▸ **Data provided**
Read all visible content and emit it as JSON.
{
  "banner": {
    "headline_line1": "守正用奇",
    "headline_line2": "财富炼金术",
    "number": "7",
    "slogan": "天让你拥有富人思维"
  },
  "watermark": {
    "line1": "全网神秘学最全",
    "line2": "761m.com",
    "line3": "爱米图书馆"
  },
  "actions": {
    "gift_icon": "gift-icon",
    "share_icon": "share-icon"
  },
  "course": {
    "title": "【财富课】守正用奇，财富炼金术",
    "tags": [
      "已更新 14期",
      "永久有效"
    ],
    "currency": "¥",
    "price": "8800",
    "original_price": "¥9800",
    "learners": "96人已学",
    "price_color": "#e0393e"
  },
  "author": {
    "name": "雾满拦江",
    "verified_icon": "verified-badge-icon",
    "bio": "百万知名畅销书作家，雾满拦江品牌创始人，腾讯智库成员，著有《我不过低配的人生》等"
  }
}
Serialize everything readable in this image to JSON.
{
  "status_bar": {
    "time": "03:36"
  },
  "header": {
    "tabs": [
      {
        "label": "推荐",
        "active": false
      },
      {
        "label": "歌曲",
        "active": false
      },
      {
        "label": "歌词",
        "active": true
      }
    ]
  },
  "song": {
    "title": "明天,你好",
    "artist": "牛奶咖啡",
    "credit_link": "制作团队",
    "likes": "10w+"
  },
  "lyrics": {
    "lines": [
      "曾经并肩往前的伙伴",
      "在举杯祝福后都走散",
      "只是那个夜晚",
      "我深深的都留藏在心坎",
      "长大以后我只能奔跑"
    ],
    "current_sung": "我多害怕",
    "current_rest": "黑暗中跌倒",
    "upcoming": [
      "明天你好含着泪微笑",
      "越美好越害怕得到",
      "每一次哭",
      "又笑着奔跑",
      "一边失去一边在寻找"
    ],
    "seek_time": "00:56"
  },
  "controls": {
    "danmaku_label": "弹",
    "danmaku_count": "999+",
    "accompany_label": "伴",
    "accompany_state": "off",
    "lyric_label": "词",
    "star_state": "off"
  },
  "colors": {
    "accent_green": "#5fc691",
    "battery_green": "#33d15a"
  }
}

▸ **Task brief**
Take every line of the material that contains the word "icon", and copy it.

▸ **Written answer**
    "gift_icon": "gift-icon",
    "share_icon": "share-icon"
    "verified_icon": "verified-badge-icon",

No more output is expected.